Now that we are finished detailing our piece we can now go back and touch up our original outline of our piece. Your original outline will now have little gouges and such around your piece from you working on it, do not worry, this is normal. We can take our chisel and take these out with a little effort and then use the knife to get a clean cut along the edges. At this point you may wish to do some undercuts to further highlight your work. An undercut is where you decide you want to give the illusion of a rounded structure that is separated from the background or if you want to abruptly end and not blend a piece into the background. By doing this you will have a longer shadow, giving the illusion of separation, again I will demonstrate this in class.


Now we are finished with carving and it is time to pick our finish. If you carved your wood green, you will want to finish with an oil base finish that will soak into the wood and replenish the moisture before it cracks on you. If you used kiln dried or seasoned wood, then you may choose any type of finish you like. Talk to your lumber man about appearances and what would look best on your piece ... take your piece in to the lumber yard when asking him and he will know exactly what you are talking about and be able to hook you up. You will also find that you may get quicker service if you walk in with a carving and a smile.


Tips and Tricks: Tip number one... identify your workmanship, you want to pick out something that will be easily noticeable, but that is not too complicated to duplicate. You do not want to put your full name in cursive with a felt tip pen on the front of a beautifully carved piece, try to incorporate carving your name or your mark into the piece. Tip number two... Keep your tools very sharp, the sharper your tools the easier it will be to carve. I keep a strop and some compound near me when I carve and continually resharpen my tools before they get dull, that way I do not have to put a whole new edge on the tool. Remember that a barber only stropped his razor throughout the day and the only time he had to hone it down was when there was a nick in it or to reshape the cutting edge ... can you shave with your tools yet....don't try. Tip number three ... do some research into your work, get books and read, go to your local library, use the internet for info and hop onto a carving newsgroup. Find a local group of carvers in your area and sap all of the older guys for their wisdom, remember to  filter out the bad habits of others. You can find a local group through another local carver, Chamber of Commerce, craft or wood shows ... ask around.


Thank you and I hope you enjoy your hobby as much as I do.


If you have any questions or wish to contact me, you may do so through E‑mail or my web page at: http://members.xoom.com/Lordvaldis/index.htm Ivaldis at mail.cvn.net


Happy Carving,

Lord Valdis of Gotland (mka Ken Koll)



Copyright 1999 by Ken Koll. <Ivaldis at mail.cvn.net>. Permission granted for republication in SCA-related publications, provided the author is credited and

receives a copy.


If this article is reprinted in a publication, I would appreciate a notice in

the publication that you found this article in the Florilegium. I would also
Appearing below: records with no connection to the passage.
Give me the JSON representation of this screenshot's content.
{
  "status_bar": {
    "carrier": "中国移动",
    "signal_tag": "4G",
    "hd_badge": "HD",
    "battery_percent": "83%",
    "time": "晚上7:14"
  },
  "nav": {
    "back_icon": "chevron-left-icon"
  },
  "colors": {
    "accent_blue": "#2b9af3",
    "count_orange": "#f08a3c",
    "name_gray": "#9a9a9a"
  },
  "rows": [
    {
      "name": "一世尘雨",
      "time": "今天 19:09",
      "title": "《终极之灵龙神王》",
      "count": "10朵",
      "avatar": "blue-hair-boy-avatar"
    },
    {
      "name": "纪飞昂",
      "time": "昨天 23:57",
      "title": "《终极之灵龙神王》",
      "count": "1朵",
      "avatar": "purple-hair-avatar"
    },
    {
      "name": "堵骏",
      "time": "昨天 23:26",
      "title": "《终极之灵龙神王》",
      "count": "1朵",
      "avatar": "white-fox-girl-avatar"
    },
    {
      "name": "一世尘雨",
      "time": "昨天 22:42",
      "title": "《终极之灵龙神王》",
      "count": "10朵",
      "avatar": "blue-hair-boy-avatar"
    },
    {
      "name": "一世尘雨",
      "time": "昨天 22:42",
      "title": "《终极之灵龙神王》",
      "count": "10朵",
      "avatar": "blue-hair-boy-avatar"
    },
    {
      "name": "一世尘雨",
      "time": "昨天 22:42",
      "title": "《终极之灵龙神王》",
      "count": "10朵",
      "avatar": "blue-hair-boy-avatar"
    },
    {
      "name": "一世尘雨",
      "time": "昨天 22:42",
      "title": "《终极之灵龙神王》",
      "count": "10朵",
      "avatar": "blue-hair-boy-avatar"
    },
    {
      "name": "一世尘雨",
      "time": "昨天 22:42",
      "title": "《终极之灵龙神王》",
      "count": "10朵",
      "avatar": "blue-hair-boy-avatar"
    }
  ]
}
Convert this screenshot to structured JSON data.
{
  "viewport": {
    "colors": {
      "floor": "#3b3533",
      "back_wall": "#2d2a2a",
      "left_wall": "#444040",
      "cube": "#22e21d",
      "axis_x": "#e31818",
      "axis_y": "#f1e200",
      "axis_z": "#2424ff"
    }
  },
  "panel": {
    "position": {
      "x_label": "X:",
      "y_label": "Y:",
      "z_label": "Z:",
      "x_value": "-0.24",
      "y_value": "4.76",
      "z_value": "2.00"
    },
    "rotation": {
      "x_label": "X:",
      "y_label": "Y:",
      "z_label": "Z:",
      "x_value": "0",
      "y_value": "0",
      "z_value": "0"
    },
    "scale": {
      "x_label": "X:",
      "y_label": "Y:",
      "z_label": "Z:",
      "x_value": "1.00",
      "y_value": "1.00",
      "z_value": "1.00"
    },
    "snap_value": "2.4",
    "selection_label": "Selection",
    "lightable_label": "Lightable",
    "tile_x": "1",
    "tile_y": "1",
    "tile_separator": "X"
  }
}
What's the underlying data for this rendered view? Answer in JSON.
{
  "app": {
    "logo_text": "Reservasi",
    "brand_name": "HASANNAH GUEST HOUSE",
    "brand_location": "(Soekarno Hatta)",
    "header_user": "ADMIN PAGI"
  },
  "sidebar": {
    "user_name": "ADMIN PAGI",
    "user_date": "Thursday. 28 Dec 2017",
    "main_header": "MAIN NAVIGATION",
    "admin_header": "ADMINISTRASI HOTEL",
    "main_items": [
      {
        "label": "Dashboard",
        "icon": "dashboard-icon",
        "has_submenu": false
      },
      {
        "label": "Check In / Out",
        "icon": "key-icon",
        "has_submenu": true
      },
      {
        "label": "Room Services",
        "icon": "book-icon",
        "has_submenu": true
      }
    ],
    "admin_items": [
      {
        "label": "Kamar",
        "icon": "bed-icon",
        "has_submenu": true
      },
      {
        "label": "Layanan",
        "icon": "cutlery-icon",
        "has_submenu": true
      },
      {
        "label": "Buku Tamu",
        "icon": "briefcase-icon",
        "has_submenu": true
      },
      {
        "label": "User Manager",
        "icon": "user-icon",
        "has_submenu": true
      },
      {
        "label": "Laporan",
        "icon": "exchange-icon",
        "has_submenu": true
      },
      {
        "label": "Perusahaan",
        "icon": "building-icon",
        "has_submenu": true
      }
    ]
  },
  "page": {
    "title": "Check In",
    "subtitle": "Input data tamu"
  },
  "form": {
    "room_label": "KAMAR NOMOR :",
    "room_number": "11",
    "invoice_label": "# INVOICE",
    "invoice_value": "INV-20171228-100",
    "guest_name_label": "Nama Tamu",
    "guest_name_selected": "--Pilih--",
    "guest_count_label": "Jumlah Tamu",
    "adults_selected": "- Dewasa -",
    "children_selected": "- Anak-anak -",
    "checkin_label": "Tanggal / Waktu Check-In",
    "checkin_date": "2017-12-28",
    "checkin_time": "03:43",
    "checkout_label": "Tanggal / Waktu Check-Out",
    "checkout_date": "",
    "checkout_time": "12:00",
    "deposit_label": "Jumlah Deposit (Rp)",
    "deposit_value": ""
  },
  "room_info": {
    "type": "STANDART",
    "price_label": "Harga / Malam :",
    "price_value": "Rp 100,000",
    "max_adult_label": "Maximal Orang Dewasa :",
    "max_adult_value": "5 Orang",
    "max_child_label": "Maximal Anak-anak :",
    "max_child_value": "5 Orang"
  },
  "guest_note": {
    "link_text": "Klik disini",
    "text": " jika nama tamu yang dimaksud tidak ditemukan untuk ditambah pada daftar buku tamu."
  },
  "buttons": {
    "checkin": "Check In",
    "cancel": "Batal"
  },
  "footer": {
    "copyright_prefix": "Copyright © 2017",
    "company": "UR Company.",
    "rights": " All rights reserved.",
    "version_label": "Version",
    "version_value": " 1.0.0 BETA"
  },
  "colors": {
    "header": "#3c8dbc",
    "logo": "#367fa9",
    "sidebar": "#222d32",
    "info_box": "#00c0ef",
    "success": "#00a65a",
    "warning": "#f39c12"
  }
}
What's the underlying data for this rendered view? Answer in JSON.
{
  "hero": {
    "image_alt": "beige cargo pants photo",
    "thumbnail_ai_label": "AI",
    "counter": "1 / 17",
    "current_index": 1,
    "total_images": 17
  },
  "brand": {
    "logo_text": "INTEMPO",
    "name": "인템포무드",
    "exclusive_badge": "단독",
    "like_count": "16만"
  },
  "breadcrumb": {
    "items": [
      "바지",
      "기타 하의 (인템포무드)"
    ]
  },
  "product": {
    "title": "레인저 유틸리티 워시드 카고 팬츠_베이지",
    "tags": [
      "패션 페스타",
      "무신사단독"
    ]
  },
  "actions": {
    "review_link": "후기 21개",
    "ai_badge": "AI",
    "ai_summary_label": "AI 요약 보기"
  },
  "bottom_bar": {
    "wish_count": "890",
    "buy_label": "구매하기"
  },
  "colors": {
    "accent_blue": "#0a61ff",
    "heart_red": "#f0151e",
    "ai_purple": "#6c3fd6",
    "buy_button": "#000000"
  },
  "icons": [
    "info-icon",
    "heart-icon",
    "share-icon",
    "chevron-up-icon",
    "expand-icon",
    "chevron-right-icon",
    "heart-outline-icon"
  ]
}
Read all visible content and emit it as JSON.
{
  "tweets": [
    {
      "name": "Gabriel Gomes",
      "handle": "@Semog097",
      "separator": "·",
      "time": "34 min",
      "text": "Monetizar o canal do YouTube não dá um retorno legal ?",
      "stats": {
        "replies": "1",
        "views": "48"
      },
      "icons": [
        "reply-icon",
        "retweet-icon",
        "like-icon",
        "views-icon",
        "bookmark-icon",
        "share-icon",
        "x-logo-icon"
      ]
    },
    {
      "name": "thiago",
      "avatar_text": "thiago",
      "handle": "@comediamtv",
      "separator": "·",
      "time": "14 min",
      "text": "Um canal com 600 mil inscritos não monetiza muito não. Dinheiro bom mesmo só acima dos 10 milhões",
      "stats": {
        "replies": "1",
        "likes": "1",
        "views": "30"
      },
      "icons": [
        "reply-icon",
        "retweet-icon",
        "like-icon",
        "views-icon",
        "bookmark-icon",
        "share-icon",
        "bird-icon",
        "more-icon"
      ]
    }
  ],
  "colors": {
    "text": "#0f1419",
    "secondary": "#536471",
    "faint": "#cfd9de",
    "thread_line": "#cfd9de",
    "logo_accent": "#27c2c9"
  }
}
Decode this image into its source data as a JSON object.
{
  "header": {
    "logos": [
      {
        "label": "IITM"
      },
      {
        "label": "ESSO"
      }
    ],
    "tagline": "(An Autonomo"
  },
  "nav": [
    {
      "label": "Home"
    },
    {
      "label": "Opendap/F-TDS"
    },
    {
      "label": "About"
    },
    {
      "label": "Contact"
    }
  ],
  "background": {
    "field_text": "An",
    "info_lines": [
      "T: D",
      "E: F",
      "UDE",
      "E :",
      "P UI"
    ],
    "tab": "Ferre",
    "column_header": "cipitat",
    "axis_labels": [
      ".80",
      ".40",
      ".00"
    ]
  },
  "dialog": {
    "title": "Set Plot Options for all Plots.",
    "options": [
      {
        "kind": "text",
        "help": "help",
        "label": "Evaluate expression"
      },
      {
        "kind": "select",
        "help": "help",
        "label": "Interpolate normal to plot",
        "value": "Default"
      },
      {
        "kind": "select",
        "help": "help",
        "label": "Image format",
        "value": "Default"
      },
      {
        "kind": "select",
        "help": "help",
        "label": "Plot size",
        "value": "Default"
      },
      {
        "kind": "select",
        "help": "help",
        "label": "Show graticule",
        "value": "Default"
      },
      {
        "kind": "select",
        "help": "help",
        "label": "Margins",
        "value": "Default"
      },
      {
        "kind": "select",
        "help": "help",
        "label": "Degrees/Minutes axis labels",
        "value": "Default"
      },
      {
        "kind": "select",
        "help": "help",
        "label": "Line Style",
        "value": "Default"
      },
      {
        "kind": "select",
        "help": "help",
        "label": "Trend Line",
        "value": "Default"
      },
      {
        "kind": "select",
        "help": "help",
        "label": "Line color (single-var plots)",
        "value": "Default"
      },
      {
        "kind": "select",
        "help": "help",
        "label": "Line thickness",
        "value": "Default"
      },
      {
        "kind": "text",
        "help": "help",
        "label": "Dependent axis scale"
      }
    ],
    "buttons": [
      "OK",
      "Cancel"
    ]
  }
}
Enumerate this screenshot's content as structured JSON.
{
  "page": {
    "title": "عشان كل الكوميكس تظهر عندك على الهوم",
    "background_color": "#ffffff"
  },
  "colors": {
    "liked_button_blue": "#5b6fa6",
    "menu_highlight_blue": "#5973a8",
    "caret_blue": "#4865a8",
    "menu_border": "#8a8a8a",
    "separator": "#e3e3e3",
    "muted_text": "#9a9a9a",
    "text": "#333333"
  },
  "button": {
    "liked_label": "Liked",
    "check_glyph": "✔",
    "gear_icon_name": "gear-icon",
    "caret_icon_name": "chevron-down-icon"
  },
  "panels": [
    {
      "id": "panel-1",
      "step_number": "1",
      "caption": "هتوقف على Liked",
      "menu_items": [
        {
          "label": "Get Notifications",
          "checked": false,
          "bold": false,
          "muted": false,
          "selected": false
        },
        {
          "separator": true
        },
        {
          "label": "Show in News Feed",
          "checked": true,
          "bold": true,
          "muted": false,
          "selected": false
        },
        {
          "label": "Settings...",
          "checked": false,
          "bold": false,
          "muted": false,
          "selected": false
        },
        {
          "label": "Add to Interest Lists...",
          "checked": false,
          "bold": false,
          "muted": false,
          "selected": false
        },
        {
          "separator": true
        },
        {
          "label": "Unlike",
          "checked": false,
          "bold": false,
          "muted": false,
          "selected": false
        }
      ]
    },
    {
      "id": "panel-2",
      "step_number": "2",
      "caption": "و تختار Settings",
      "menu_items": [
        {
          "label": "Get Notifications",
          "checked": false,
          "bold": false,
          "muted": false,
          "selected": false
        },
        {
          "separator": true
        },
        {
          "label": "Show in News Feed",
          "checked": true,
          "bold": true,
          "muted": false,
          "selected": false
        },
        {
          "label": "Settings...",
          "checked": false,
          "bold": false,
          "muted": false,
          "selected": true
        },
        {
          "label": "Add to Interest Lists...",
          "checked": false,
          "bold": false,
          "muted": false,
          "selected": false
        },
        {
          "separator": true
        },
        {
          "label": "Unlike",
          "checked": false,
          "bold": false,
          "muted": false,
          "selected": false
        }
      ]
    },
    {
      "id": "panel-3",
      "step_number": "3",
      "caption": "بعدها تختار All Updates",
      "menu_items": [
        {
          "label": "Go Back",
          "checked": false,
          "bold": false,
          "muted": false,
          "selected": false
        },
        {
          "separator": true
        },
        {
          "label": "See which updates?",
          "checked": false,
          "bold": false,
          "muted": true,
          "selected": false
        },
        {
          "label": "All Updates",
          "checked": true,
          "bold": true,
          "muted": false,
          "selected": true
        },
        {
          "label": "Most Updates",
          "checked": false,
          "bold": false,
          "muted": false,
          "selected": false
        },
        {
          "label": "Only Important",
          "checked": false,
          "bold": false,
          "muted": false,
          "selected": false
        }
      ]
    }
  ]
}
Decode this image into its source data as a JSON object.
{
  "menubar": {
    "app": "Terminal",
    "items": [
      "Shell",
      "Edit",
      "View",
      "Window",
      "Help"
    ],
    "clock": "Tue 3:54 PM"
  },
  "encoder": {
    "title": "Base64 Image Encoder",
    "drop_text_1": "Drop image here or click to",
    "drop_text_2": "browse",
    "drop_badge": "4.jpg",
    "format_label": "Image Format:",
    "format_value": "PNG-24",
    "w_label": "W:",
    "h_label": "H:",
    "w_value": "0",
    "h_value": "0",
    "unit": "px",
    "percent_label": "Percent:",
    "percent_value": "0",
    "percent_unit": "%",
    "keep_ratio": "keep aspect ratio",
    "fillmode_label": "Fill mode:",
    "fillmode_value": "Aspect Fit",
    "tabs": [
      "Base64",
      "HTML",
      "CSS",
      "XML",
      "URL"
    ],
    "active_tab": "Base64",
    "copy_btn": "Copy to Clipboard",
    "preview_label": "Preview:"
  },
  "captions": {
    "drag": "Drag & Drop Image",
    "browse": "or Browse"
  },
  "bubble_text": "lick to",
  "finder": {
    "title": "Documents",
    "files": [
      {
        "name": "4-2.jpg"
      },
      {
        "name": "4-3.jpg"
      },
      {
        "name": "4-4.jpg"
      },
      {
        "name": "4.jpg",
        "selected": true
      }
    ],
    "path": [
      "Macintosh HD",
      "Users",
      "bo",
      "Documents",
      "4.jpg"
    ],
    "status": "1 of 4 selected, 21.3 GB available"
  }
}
appreciate an email to myself, so that I can track which articles are being

reprinted. Thanks. -Stefan.


<the end>

Formatting copyright © Mark S. Harris (THLord Stefan li Rous).
All other copyrights are property of the original article and message authors.

Comments to the Editor: stefan at florilegium.org